“At the foundation of all training is the ability to make a better decision. Period.” My friend, Brian Mackenzie said this and it really resonated with me. Making a better decision is all we have. It’s all we can do to grow. Each day we have hundreds, if not thousands, of decisions to make that will direct the course of our lives. They say, “Hard training. Easy life.” To train hard is a decision in and of itself that will steer your life in a better direction. Beyond that, how we train and what we do in the gym are decisions that also will have great repercussions. The devil is in the details.

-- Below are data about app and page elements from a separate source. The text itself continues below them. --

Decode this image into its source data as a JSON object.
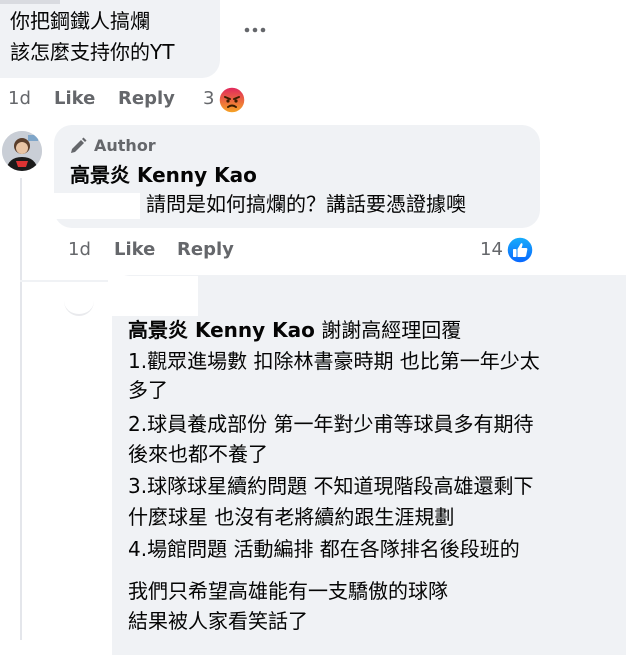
{
  "comment1": {
    "lines": [
      "你把鋼鐵人搞爛",
      "該怎麼支持你的YT"
    ],
    "time": "1d",
    "like_label": "Like",
    "reply_label": "Reply",
    "reaction_count": "3",
    "reaction_icon": "angry-reaction-icon",
    "more_icon": "more-options-icon"
  },
  "comment2": {
    "badge": "Author",
    "author": "高景炎 Kenny Kao",
    "text": "請問是如何搞爛的？講話要憑證據噢",
    "time": "1d",
    "like_label": "Like",
    "reply_label": "Reply",
    "reaction_count": "14",
    "reaction_icon": "like-reaction-icon"
  },
  "comment3": {
    "mention": "高景炎 Kenny Kao",
    "first_line": " 謝謝高經理回覆",
    "lines": [
      "1.觀眾進場數 扣除林書豪時期 也比第一年少太",
      "多了",
      "2.球員養成部份 第一年對少甫等球員多有期待",
      "後來也都不養了",
      "3.球隊球星續約問題 不知道現階段高雄還剩下",
      "什麼球星 也沒有老將續約跟生涯規劃",
      "4.場館問題 活動編排 都在各隊排名後段班的"
    ],
    "closing": [
      "我們只希望高雄能有一支驕傲的球隊",
      "結果被人家看笑話了"
    ]
  },
  "colors": {
    "bubble": "#f0f2f5",
    "meta": "#65676b",
    "like_blue": "#1877f2",
    "angry": "#e9710f"
  }
}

At its best, training is mental and emotional as well as physical. If in the midst of hard training, I can maintain my emotional composure as well as my physical composure, I will have trained more than merely the muscles. Imagine an intense workout where I am asked to work hard for a given period of time. After a few minutes the physical demand will start to show as I fatigue and need to slow down and take breaks. However, the other struggle is emotional and mental. I will start having feelings about how much my legs are burning. I will need to self-talk. That monologue can be positive or negative. Furthermore, my emotional state might start manifesting as poor mechanics. For example, when people fatigue, they often start looking down and hanging their heads, their expression turns sour, they rest their hands on their hips or thighs, they start sacrificing their form. These are physical manifestations of emotional and mental fatigue. Also how an athlete acts in the last seconds of the workout are indicative of how they act near the end of a contest.

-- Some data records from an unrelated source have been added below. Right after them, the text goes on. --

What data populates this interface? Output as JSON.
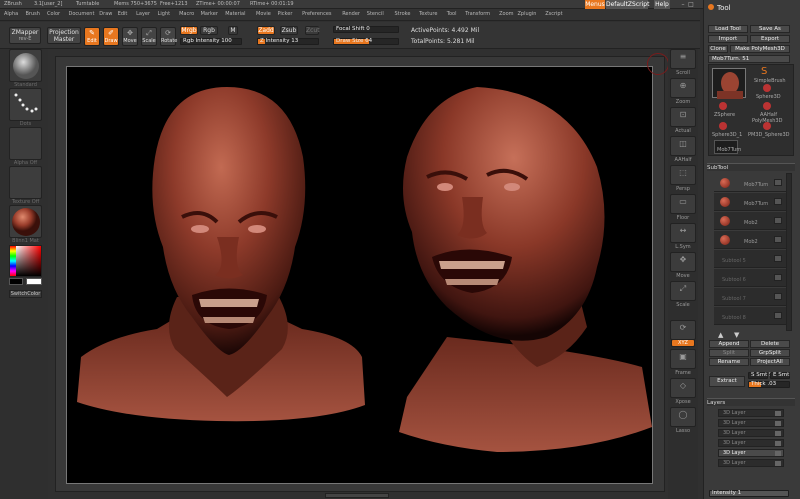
{
  "title_bar": {
    "app": "ZBrush",
    "version": "3.1[user_2]",
    "mode": "Turntable",
    "mem": "Mems 750+3675",
    "free": "Free+1213",
    "ztime": "ZTime+ 00:00:07",
    "rtime": "RTime+ 00:01:19",
    "menus_label": "Menus",
    "script_label": "DefaultZScript",
    "help_label": "Help"
  },
  "menus": [
    "Alpha",
    "Brush",
    "Color",
    "Document",
    "Draw",
    "Edit",
    "Layer",
    "Light",
    "Macro",
    "Marker",
    "Material",
    "Movie",
    "Picker",
    "Preferences",
    "Render",
    "Stencil",
    "Stroke",
    "Texture",
    "Tool",
    "Transform",
    "Zoom",
    "Zplugin",
    "Zscript"
  ],
  "toolbar": {
    "zmapper": "ZMapper",
    "zmapper_rev": "rev-E",
    "projection": "Projection",
    "projection_sub": "Master",
    "edit": "Edit",
    "draw": "Draw",
    "move": "Move",
    "scale": "Scale",
    "rotate": "Rotate",
    "mrgb": "Mrgb",
    "rgb": "Rgb",
    "m": "M",
    "rgb_intensity": "Rgb Intensity 100",
    "zadd": "Zadd",
    "zsub": "Zsub",
    "z_intensity": "Z Intensity 13",
    "zcut": "Zcut",
    "focal_shift": "Focal Shift 0",
    "draw_size": "Draw Size 64",
    "active_points": "ActivePoints: 4.492 Mil",
    "total_points": "TotalPoints: 5.281 Mil"
  },
  "left_shelf": {
    "items": [
      "Standard",
      "Dots",
      "Alpha Off",
      "Texture Off",
      "Blinn1 Mat"
    ],
    "switch_color": "SwitchColor"
  },
  "right_shelf": {
    "items": [
      "Scroll",
      "Zoom",
      "Actual",
      "AAHalf",
      "Persp",
      "Floor",
      "L.Sym",
      "Move",
      "Scale",
      "Rotate",
      "Frame",
      "Xpose",
      "Lasso"
    ],
    "xyz_label": "XYZ"
  },
  "tool_panel": {
    "header": "Tool",
    "load_tool": "Load Tool",
    "save_as": "Save As",
    "import": "Import",
    "export": "Export",
    "clone": "Clone",
    "make_polymesh": "Make PolyMesh3D",
    "current_tool": "Mob7Turn. 51",
    "tool_items": [
      "Mob7Turn",
      "SimpleBrush",
      "ZSphere",
      "Sphere3D",
      "AAHalf",
      "PolyMesh3D",
      "Sphere3D_1",
      "PM3D_Sphere3D",
      "Mob7Turn"
    ],
    "subtool_label": "SubTool",
    "subtools": [
      "Mob7Turn",
      "Mob7Turn",
      "Mob2",
      "Mob2",
      "Subtool 5",
      "Subtool 6",
      "Subtool 7",
      "Subtool 8"
    ],
    "append": "Append",
    "delete": "Delete",
    "split": "Split",
    "grp_split": "GrpSplit",
    "rename": "Rename",
    "project_all": "ProjectAll",
    "extract": "Extract",
    "smt": "S Smt 5",
    "smt2": "E Smt",
    "thick": "Thick .03",
    "layers_label": "Layers",
    "layers": [
      "3D Layer",
      "3D Layer",
      "3D Layer",
      "3D Layer",
      "3D Layer",
      "3D Layer"
    ],
    "intensity": "Intensity 1"
  },
  "colors": {
    "accent": "#e8771f",
    "skin": "#8a3b2c",
    "background": "#000000"
  }
}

If we believe that “how we do anything is how we do everything,” then we should envision the athlete at the end of the match when they are fatigued and potentially behind on points. We cannot expect them to rise to the occasion, instead we must understand that they will fall to the level of their training. We look for the physical cues of their emotional content, the sour face and downcast eyes, the hands on their hips or thighs. We listen for the self talk. We see if they push through to the end or if they shut down before the clock winds down. Those are not the types of athletes or people we want to develop. We need to take the training room seriously. We need to ask our athletes to make better choices about who they want to be when everything is stacked against them.
Coach your athletes to make better choices not just physically but also emotionally. Have them stop and listen to themselves. Reframe their self-talk. Make better decisions about their posture and their demeanor. Train your athletes to push through to the end and not to give up prematurely. Mental toughness is a trained skill as is emotional stability as is physical fitness. Use that precious time in the gym to make better decisions about how you will be outside the gym.